(Activity): Each line that contains "Your" needs to be copied from the listing.

───── Data excerpts ─────

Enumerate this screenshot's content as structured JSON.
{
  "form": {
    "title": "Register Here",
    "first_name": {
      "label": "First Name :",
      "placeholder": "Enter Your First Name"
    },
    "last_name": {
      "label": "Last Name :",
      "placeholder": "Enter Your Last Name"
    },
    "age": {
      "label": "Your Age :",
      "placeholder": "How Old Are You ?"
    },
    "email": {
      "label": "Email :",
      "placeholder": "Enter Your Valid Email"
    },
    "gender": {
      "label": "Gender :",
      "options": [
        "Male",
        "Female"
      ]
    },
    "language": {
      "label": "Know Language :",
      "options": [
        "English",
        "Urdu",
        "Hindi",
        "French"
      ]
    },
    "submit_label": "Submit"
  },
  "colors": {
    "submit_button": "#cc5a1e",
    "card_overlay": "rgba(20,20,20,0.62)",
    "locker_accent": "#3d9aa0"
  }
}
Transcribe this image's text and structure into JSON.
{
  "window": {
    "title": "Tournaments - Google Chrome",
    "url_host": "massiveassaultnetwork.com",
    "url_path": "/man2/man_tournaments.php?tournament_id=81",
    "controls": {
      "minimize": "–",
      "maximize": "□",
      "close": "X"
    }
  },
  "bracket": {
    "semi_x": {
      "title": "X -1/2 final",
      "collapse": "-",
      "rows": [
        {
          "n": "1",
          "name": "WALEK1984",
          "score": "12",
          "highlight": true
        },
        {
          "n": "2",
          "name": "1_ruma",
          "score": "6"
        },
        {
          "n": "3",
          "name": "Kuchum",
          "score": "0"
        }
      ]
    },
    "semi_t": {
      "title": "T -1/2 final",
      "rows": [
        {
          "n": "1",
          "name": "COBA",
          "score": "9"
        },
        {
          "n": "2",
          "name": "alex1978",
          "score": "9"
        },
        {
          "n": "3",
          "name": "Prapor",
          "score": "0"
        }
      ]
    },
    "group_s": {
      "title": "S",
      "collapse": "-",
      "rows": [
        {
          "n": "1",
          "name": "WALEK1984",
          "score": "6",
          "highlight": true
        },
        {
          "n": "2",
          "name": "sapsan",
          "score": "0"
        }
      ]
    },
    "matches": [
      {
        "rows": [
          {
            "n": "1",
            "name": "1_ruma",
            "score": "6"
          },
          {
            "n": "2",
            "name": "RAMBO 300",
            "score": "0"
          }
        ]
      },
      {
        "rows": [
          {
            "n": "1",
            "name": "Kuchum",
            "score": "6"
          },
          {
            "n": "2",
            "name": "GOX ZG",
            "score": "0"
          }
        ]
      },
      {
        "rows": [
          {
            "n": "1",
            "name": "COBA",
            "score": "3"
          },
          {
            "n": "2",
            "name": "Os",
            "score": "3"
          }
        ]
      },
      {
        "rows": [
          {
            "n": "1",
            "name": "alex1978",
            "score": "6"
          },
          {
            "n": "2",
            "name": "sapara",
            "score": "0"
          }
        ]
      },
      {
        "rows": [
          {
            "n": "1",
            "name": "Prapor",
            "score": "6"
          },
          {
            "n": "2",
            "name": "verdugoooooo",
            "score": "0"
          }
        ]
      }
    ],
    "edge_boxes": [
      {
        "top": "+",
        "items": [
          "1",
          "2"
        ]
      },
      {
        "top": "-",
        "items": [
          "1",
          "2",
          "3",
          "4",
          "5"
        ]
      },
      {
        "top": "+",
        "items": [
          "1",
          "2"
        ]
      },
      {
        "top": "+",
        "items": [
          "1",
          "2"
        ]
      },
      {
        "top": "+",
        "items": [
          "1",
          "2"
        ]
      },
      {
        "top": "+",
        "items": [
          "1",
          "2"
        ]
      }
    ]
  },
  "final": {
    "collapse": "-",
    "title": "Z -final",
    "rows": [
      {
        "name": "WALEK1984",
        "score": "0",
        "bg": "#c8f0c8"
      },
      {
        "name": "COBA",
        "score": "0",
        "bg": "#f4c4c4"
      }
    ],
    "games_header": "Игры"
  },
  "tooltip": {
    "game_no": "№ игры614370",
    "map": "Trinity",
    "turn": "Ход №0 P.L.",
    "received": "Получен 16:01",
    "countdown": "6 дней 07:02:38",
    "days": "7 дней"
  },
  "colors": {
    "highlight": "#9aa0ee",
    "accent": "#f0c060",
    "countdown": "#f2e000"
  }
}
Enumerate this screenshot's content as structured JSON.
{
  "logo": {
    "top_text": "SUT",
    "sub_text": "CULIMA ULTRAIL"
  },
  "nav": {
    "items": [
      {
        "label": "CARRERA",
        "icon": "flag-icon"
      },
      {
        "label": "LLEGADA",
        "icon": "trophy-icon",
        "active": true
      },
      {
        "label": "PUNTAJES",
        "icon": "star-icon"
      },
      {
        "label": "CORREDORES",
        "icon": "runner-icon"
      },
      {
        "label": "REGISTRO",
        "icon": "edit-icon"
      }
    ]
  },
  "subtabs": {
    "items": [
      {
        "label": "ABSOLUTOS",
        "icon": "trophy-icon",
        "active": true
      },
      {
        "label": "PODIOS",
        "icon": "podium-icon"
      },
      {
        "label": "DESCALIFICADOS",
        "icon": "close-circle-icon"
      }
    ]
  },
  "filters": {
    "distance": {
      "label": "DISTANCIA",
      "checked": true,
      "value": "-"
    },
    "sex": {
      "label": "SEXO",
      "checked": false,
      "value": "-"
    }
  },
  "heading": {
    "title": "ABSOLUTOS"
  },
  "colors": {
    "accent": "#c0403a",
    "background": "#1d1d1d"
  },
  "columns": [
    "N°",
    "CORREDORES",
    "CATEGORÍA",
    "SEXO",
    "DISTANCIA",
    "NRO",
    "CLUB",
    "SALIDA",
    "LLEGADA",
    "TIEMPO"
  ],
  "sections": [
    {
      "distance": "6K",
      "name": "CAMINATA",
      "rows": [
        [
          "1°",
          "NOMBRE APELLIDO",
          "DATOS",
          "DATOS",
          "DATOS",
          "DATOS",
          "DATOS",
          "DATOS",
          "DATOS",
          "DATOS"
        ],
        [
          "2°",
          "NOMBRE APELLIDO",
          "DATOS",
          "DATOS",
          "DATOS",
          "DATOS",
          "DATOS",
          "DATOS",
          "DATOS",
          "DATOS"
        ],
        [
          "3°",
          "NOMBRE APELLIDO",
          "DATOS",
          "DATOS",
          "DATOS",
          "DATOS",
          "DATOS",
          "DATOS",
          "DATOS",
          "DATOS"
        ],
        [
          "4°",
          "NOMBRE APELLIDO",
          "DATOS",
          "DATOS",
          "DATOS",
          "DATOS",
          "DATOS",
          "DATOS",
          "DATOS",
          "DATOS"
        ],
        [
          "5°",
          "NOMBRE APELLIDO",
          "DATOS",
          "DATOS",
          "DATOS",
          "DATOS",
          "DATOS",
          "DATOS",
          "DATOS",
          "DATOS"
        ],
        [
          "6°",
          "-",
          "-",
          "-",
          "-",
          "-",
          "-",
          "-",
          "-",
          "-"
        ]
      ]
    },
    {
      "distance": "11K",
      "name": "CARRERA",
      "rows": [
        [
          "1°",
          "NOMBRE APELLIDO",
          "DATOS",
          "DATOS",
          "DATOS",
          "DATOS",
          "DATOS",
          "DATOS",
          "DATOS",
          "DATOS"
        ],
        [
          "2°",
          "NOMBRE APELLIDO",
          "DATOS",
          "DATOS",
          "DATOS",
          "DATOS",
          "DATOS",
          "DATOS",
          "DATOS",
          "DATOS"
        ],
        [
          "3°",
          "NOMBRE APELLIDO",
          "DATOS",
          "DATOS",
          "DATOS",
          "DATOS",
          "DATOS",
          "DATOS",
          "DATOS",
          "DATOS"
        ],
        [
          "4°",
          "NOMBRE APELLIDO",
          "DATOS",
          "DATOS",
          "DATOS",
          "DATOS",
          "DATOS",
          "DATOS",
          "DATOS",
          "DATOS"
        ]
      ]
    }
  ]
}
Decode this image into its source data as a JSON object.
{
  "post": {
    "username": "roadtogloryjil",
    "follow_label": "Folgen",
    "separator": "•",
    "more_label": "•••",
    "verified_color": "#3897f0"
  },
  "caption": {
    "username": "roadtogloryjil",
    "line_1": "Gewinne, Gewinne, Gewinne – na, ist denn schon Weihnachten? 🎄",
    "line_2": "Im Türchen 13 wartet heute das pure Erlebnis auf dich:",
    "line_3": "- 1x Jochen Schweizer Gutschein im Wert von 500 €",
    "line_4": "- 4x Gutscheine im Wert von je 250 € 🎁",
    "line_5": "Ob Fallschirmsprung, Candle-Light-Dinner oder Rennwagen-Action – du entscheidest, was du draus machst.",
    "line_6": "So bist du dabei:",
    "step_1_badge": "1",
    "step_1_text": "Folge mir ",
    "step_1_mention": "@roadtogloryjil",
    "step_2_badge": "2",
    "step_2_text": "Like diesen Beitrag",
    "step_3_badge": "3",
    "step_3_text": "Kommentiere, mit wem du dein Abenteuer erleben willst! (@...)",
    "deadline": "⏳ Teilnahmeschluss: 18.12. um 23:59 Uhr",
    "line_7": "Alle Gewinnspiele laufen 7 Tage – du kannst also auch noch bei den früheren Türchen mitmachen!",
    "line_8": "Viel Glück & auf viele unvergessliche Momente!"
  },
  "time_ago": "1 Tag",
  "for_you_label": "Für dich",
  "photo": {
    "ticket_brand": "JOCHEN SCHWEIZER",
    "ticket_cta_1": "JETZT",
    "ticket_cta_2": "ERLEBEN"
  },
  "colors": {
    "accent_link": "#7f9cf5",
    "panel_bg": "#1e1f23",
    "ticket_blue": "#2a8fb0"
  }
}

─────

(Answer section):
      "placeholder": "Enter Your First Name"
      "placeholder": "Enter Your Last Name"
      "label": "Your Age :",
      "placeholder": "Enter Your Valid Email"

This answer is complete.